__Data excerpts__.
○ ○ ○ ○ ○ ○ ○
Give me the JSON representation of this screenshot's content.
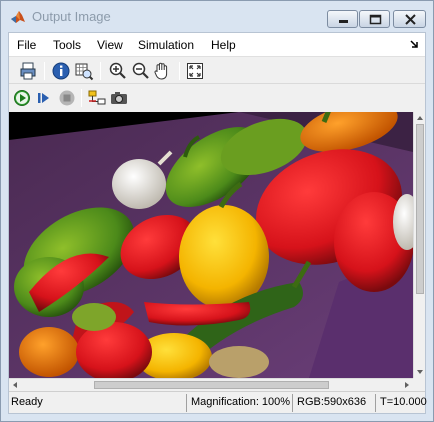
{
  "window": {
    "title": "Output Image"
  },
  "menu": {
    "items": [
      "File",
      "Tools",
      "View",
      "Simulation",
      "Help"
    ]
  },
  "toolbar1": {
    "icons": [
      "print-icon",
      "info-icon",
      "pixel-region-icon",
      "zoom-in-icon",
      "zoom-out-icon",
      "pan-hand-icon",
      "fit-to-window-icon"
    ]
  },
  "toolbar2": {
    "icons": [
      "run-icon",
      "step-forward-icon",
      "stop-icon",
      "highlight-model-icon",
      "snapshot-camera-icon"
    ]
  },
  "status": {
    "ready": "Ready",
    "magnification": "Magnification: 100%",
    "rgb": "RGB:590x636",
    "time": "T=10.000"
  },
  "colors": {
    "run_green": "#2e9e2e",
    "title_gray": "#8c9bab"
  }
}
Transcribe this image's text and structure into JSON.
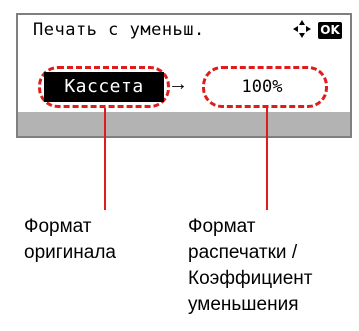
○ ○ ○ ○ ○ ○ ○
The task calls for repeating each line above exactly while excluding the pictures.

Give me the JSON representation of this screenshot's content.
{
  "window": {
    "title": "Output Image"
  },
  "menu": {
    "items": [
      "File",
      "Tools",
      "View",
      "Simulation",
      "Help"
    ]
  },
  "toolbar1": {
    "icons": [
      "print-icon",
      "info-icon",
      "pixel-region-icon",
      "zoom-in-icon",
      "zoom-out-icon",
      "pan-hand-icon",
      "fit-to-window-icon"
    ]
  },
  "toolbar2": {
    "icons": [
      "run-icon",
      "step-forward-icon",
      "stop-icon",
      "highlight-model-icon",
      "snapshot-camera-icon"
    ]
  },
  "status": {
    "ready": "Ready",
    "magnification": "Magnification: 100%",
    "rgb": "RGB:590x636",
    "time": "T=10.000"
  },
  "colors": {
    "run_green": "#2e9e2e",
    "title_gray": "#8c9bab"
  }
}
Transcribe this image's text and structure into JSON.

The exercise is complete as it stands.